◆ Source material
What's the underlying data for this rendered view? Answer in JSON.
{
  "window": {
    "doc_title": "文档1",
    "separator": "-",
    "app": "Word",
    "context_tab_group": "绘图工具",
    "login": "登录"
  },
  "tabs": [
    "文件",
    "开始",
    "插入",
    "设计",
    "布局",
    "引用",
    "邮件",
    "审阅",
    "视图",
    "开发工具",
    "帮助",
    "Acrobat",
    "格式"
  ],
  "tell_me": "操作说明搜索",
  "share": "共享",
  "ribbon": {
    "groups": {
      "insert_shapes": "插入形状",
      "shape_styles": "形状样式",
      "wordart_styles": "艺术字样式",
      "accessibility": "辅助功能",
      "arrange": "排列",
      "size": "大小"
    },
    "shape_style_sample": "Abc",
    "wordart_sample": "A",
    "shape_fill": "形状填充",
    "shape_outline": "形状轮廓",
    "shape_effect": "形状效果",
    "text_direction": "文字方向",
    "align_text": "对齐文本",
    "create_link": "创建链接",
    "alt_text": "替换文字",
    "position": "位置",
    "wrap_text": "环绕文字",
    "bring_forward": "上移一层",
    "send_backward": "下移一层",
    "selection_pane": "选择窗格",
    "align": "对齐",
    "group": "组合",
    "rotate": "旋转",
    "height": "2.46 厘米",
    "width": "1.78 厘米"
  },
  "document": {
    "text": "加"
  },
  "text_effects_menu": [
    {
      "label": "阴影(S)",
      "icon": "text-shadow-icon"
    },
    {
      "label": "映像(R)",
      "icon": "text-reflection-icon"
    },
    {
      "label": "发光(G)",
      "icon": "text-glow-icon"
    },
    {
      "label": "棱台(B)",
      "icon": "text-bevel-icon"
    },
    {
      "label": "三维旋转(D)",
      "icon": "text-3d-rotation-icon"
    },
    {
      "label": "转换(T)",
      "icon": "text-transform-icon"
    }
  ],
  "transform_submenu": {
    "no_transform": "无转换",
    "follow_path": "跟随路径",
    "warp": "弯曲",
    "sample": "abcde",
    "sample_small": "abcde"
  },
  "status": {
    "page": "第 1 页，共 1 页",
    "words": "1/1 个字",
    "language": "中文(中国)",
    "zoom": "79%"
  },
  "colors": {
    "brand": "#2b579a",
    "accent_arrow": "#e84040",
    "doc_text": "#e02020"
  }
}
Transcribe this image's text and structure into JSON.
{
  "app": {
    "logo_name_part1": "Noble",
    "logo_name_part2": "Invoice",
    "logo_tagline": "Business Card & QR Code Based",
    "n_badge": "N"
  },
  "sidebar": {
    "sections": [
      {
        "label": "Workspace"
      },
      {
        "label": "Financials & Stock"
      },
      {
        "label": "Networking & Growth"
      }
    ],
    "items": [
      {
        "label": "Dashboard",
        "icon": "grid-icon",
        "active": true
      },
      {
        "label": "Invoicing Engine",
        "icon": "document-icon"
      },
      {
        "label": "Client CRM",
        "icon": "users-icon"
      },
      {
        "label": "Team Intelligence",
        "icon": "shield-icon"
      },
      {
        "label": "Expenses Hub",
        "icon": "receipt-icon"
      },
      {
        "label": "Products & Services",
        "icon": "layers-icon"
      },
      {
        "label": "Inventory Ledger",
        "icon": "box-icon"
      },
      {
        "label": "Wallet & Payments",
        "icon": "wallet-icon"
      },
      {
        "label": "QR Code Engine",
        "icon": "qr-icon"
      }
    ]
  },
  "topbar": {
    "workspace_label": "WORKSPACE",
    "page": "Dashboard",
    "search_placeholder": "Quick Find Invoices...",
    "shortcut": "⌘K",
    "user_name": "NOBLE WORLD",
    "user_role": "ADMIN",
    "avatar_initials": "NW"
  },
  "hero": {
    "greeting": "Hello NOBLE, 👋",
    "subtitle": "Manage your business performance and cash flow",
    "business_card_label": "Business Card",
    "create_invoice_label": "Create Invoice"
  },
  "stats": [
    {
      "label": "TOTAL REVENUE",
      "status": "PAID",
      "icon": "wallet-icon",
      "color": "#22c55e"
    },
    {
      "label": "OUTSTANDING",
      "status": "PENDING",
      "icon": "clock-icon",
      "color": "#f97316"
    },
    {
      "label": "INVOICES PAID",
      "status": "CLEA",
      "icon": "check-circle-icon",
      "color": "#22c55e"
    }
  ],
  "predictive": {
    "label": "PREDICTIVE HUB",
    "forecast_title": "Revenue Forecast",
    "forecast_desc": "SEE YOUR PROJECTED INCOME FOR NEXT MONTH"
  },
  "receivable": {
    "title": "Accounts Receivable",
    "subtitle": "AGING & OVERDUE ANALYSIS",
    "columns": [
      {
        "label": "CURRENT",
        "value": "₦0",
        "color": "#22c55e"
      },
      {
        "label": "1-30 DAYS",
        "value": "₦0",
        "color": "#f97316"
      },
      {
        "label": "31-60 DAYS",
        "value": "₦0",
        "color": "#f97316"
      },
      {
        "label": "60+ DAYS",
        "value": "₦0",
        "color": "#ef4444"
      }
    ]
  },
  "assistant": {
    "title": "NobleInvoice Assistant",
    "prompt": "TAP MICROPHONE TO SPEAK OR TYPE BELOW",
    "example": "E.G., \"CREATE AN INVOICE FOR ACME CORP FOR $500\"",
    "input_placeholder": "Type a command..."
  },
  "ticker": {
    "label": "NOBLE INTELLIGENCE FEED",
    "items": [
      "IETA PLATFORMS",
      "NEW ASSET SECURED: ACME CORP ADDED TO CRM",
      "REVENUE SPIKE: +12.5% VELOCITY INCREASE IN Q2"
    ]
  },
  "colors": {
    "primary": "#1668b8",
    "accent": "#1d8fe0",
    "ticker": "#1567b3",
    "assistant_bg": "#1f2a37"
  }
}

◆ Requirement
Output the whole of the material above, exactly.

◆ Task result
What's the underlying data for this rendered view? Answer in JSON.
{
  "window": {
    "doc_title": "文档1",
    "separator": "-",
    "app": "Word",
    "context_tab_group": "绘图工具",
    "login": "登录"
  },
  "tabs": [
    "文件",
    "开始",
    "插入",
    "设计",
    "布局",
    "引用",
    "邮件",
    "审阅",
    "视图",
    "开发工具",
    "帮助",
    "Acrobat",
    "格式"
  ],
  "tell_me": "操作说明搜索",
  "share": "共享",
  "ribbon": {
    "groups": {
      "insert_shapes": "插入形状",
      "shape_styles": "形状样式",
      "wordart_styles": "艺术字样式",
      "accessibility": "辅助功能",
      "arrange": "排列",
      "size": "大小"
    },
    "shape_style_sample": "Abc",
    "wordart_sample": "A",
    "shape_fill": "形状填充",
    "shape_outline": "形状轮廓",
    "shape_effect": "形状效果",
    "text_direction": "文字方向",
    "align_text": "对齐文本",
    "create_link": "创建链接",
    "alt_text": "替换文字",
    "position": "位置",
    "wrap_text": "环绕文字",
    "bring_forward": "上移一层",
    "send_backward": "下移一层",
    "selection_pane": "选择窗格",
    "align": "对齐",
    "group": "组合",
    "rotate": "旋转",
    "height": "2.46 厘米",
    "width": "1.78 厘米"
  },
  "document": {
    "text": "加"
  },
  "text_effects_menu": [
    {
      "label": "阴影(S)",
      "icon": "text-shadow-icon"
    },
    {
      "label": "映像(R)",
      "icon": "text-reflection-icon"
    },
    {
      "label": "发光(G)",
      "icon": "text-glow-icon"
    },
    {
      "label": "棱台(B)",
      "icon": "text-bevel-icon"
    },
    {
      "label": "三维旋转(D)",
      "icon": "text-3d-rotation-icon"
    },
    {
      "label": "转换(T)",
      "icon": "text-transform-icon"
    }
  ],
  "transform_submenu": {
    "no_transform": "无转换",
    "follow_path": "跟随路径",
    "warp": "弯曲",
    "sample": "abcde",
    "sample_small": "abcde"
  },
  "status": {
    "page": "第 1 页，共 1 页",
    "words": "1/1 个字",
    "language": "中文(中国)",
    "zoom": "79%"
  },
  "colors": {
    "brand": "#2b579a",
    "accent_arrow": "#e84040",
    "doc_text": "#e02020"
  }
}
Transcribe this image's text and structure into JSON.
{
  "app": {
    "logo_name_part1": "Noble",
    "logo_name_part2": "Invoice",
    "logo_tagline": "Business Card & QR Code Based",
    "n_badge": "N"
  },
  "sidebar": {
    "sections": [
      {
        "label": "Workspace"
      },
      {
        "label": "Financials & Stock"
      },
      {
        "label": "Networking & Growth"
      }
    ],
    "items": [
      {
        "label": "Dashboard",
        "icon": "grid-icon",
        "active": true
      },
      {
        "label": "Invoicing Engine",
        "icon": "document-icon"
      },
      {
        "label": "Client CRM",
        "icon": "users-icon"
      },
      {
        "label": "Team Intelligence",
        "icon": "shield-icon"
      },
      {
        "label": "Expenses Hub",
        "icon": "receipt-icon"
      },
      {
        "label": "Products & Services",
        "icon": "layers-icon"
      },
      {
        "label": "Inventory Ledger",
        "icon": "box-icon"
      },
      {
        "label": "Wallet & Payments",
        "icon": "wallet-icon"
      },
      {
        "label": "QR Code Engine",
        "icon": "qr-icon"
      }
    ]
  },
  "topbar": {
    "workspace_label": "WORKSPACE",
    "page": "Dashboard",
    "search_placeholder": "Quick Find Invoices...",
    "shortcut": "⌘K",
    "user_name": "NOBLE WORLD",
    "user_role": "ADMIN",
    "avatar_initials": "NW"
  },
  "hero": {
    "greeting": "Hello NOBLE, 👋",
    "subtitle": "Manage your business performance and cash flow",
    "business_card_label": "Business Card",
    "create_invoice_label": "Create Invoice"
  },
  "stats": [
    {
      "label": "TOTAL REVENUE",
      "status": "PAID",
      "icon": "wallet-icon",
      "color": "#22c55e"
    },
    {
      "label": "OUTSTANDING",
      "status": "PENDING",
      "icon": "clock-icon",
      "color": "#f97316"
    },
    {
      "label": "INVOICES PAID",
      "status": "CLEA",
      "icon": "check-circle-icon",
      "color": "#22c55e"
    }
  ],
  "predictive": {
    "label": "PREDICTIVE HUB",
    "forecast_title": "Revenue Forecast",
    "forecast_desc": "SEE YOUR PROJECTED INCOME FOR NEXT MONTH"
  },
  "receivable": {
    "title": "Accounts Receivable",
    "subtitle": "AGING & OVERDUE ANALYSIS",
    "columns": [
      {
        "label": "CURRENT",
        "value": "₦0",
        "color": "#22c55e"
      },
      {
        "label": "1-30 DAYS",
        "value": "₦0",
        "color": "#f97316"
      },
      {
        "label": "31-60 DAYS",
        "value": "₦0",
        "color": "#f97316"
      },
      {
        "label": "60+ DAYS",
        "value": "₦0",
        "color": "#ef4444"
      }
    ]
  },
  "assistant": {
    "title": "NobleInvoice Assistant",
    "prompt": "TAP MICROPHONE TO SPEAK OR TYPE BELOW",
    "example": "E.G., \"CREATE AN INVOICE FOR ACME CORP FOR $500\"",
    "input_placeholder": "Type a command..."
  },
  "ticker": {
    "label": "NOBLE INTELLIGENCE FEED",
    "items": [
      "IETA PLATFORMS",
      "NEW ASSET SECURED: ACME CORP ADDED TO CRM",
      "REVENUE SPIKE: +12.5% VELOCITY INCREASE IN Q2"
    ]
  },
  "colors": {
    "primary": "#1668b8",
    "accent": "#1d8fe0",
    "ticker": "#1567b3",
    "assistant_bg": "#1f2a37"
  }
}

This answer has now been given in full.